Proteins from the green fluorescent protein (GFP) family are essential markers in the world of molecular and cellular biology because they help to visualize cellular components and processes. They fluoresce thanks to a small light-adsorbing fragment of the protein (a chromophore group). For a long time, scientists have had the perception that the chromophore emits light only in its natural protein environment. Once the fluorescent protein denatures, its chromophore loses its fluorescence.
The chromophore of green fluorescent protein. Credit: Anastasia Bochenkova.
In a recent publication of the Journal of the American Chemical Society, a team of Russian and Danish researchers reported that the chromophore of GFP is capable of fluorescing even when it is isolated from its protein environment, and the protein function is to enhance its fluorescent properties.
The story of GFP begins with Nobel Laureate Osamu Shimomura’s research into a glowing jellyfish in the early 1960s. In this fascinating sea creature, he isolated two proteins: one emits blue light, and the other absorbs blue light and emits green fluorescence, which was later known as green fluorescent protein. GFP underwent further studies and development by two prominent scientists (who shared the Nobel Prize with Shimomura) before becoming one of the most widely used tools in modern biology. Martin Chalfie introduced the GFP gene to the genome of C. elegans, which has since enabled the tracking and localization of specific proteins in living organisms; Roger Tsien tweaked the structure of GFP to produce molecules that can emit light of various wavelengths so that labeling complex biological systems with different colors becomes possible.
As a known mechanism, GFP absorbs energy in the form of light and stores it in its chromophore’s electrons, which leads to the so-called excited state. To return to the ground energy state, the protein loses its excess energy through two different deactivation processes: the first one is fluorescence - emitting energy in the form of light, and the second one is called nonradiative relaxation, during which electronic energy, is transformed into vibrational energy of nuclei.
The Russian and Danish scientists discovered that there are intrinsic energy barriers on the nonradiative deactivation pathways, which can trap an isolated GFP chromophore in the excited state. When the chromophore is cooled to 100 K, the barriers enable a slow radiative channel and close the fast nonradiative channel, which causes the isolated molecule to fluoresce. Therefore, the GFP chromophore is intrinsically fluorescent. Interactions between the chromophore and the protein environment allow better entrapment of the electronic energy and keep the chromophore in the excited state. As a result, the radiative channel becomes predominant inside the protein already at room temperature.

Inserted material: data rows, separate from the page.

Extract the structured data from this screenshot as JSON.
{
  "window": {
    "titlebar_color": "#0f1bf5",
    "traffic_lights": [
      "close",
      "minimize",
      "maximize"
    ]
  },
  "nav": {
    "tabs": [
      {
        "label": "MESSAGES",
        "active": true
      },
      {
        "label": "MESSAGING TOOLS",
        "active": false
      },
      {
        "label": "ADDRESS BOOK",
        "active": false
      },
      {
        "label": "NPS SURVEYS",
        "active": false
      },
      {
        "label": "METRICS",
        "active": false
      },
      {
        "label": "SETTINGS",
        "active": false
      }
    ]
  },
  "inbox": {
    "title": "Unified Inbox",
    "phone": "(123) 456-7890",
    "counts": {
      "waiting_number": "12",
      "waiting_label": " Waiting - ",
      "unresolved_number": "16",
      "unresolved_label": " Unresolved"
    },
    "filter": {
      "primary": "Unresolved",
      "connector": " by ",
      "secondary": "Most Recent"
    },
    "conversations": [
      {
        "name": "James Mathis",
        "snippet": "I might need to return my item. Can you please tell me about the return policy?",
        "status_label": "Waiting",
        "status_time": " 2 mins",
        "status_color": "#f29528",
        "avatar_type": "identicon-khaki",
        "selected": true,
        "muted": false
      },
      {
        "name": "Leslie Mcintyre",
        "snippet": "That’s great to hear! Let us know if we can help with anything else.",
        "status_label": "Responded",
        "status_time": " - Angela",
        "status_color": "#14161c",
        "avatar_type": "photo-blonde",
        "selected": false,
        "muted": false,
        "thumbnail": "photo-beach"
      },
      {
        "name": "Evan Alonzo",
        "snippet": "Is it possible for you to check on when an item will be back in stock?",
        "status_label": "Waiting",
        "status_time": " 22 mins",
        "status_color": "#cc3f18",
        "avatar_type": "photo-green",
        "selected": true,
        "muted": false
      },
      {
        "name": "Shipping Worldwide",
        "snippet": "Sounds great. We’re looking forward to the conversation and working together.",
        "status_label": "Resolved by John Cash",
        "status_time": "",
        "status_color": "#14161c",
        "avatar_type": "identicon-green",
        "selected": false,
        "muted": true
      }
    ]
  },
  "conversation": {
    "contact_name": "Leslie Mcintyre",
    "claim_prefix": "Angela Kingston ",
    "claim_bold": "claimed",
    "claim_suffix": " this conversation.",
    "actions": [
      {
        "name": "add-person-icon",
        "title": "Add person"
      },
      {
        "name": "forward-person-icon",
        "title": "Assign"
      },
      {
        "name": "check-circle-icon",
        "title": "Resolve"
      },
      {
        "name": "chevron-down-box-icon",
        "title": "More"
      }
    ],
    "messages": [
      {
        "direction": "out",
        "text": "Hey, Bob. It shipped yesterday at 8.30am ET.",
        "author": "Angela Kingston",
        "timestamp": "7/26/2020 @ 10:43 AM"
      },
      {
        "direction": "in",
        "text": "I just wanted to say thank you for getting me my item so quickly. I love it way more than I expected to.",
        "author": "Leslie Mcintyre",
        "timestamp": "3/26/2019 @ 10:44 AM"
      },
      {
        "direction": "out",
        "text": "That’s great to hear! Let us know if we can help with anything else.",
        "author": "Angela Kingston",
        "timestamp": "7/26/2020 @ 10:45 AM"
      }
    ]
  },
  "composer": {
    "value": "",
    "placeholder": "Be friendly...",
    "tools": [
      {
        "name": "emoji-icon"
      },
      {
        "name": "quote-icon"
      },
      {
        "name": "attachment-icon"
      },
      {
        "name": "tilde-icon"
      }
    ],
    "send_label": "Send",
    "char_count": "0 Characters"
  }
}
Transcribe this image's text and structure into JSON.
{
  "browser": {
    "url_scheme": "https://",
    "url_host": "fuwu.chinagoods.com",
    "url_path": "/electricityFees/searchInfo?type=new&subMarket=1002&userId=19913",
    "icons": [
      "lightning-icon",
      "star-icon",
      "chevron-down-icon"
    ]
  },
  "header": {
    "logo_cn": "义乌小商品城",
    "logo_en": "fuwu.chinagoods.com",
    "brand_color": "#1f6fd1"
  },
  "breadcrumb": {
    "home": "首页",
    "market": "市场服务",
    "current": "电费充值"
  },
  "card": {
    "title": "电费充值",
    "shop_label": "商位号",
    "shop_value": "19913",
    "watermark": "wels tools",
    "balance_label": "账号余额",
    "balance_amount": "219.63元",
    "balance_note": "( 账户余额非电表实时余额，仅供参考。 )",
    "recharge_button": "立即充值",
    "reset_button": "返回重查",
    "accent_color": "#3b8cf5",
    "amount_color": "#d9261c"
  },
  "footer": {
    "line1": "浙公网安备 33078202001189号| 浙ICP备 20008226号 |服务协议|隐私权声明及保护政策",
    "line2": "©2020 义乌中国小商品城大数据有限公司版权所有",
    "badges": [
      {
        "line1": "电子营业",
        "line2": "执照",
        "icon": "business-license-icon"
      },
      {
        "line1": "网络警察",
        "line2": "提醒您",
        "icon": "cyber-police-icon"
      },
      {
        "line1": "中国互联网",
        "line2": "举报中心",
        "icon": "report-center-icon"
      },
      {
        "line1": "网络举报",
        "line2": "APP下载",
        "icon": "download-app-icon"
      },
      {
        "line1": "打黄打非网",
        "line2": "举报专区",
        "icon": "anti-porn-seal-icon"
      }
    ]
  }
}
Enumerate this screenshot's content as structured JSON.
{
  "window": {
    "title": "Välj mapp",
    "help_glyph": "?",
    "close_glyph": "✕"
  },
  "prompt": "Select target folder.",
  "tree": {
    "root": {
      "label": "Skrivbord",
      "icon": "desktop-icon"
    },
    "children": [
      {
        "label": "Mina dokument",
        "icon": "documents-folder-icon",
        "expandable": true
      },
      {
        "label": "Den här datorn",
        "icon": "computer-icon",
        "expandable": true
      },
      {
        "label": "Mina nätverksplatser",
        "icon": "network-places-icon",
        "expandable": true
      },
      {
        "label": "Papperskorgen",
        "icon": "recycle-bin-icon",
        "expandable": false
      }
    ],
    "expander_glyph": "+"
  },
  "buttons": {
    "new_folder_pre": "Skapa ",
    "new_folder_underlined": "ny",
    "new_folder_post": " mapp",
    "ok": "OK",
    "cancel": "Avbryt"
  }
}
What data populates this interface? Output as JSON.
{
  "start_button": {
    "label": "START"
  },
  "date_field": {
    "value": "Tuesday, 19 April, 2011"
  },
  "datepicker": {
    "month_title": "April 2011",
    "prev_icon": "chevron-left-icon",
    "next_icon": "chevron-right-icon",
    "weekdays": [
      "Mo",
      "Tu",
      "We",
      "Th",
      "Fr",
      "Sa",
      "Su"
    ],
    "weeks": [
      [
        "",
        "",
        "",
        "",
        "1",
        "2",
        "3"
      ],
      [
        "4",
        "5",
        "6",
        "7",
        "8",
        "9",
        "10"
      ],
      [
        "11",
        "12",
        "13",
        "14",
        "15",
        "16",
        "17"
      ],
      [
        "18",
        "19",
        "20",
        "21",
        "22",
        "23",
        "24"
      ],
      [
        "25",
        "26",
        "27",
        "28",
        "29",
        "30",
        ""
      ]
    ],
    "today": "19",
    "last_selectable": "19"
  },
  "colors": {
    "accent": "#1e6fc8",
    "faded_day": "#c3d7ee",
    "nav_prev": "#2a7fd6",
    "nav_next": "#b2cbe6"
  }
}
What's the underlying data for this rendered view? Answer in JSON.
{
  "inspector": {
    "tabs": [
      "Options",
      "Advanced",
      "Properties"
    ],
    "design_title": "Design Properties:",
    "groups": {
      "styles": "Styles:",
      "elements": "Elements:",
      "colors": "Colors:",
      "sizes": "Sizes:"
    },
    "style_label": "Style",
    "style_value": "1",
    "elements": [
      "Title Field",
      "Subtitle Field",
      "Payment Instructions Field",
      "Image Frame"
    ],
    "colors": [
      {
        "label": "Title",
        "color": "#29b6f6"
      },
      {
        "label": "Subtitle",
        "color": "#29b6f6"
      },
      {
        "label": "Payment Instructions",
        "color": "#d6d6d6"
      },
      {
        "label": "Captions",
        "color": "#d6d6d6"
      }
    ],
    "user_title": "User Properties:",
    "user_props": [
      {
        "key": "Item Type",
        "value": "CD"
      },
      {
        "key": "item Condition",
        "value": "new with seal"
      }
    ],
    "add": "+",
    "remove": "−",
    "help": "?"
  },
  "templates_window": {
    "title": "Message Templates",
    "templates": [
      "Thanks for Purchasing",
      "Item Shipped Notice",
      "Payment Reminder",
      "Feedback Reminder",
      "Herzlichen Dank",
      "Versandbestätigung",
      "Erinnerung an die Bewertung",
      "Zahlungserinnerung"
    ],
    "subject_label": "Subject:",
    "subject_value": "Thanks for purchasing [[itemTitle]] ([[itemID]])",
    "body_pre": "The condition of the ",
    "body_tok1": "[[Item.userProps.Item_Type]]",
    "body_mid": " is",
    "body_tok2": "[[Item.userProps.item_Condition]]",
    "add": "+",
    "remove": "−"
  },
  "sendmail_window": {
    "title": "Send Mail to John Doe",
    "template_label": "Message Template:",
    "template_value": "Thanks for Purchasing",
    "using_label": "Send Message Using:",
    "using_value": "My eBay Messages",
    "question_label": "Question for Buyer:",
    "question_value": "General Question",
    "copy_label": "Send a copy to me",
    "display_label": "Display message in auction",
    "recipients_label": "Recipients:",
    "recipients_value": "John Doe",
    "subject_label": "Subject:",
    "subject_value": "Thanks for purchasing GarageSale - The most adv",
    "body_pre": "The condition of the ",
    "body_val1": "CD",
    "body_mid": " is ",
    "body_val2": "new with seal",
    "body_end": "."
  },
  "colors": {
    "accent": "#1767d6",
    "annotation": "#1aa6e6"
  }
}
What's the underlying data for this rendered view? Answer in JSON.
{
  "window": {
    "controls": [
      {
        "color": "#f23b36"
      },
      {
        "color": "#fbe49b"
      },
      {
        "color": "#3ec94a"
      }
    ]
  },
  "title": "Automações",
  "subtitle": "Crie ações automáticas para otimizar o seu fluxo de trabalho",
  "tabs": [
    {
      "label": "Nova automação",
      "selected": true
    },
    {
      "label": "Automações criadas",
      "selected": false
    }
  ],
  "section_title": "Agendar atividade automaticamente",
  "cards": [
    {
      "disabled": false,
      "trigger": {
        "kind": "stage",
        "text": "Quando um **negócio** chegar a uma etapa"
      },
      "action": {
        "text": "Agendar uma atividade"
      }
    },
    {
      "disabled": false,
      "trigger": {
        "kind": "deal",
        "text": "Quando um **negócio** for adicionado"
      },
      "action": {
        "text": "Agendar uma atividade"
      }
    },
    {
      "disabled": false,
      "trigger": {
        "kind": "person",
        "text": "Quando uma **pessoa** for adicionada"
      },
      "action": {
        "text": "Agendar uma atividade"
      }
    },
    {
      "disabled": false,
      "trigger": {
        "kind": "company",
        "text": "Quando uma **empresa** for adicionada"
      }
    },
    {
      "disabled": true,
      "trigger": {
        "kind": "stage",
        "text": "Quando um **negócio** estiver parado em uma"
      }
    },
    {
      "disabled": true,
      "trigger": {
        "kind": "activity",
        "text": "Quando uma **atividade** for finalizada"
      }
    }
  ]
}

"Our research aims at disclosing molecular mechanisms of functioning of living systems. A fundamental challenge is to understand the relationship between the properties of an entire light-sensitive biosystem and its much smaller active chromophore, which is at the heart of the molecular machinery. Here, we have shown that the properties of a single chromophore are important for understanding the mechanisms of action of the entire GFP protein,” explained Anastasia Bochenkova of the Lomonosov Moscow State University and one of the senior authors.
She hopes that beyond solving the question about the origin of the intrinsic fluorescence of GFP, the detailed molecular knowledge of the chromophore might be used together with molecular engineering in designing new functional biomaterials with optimal photo-response.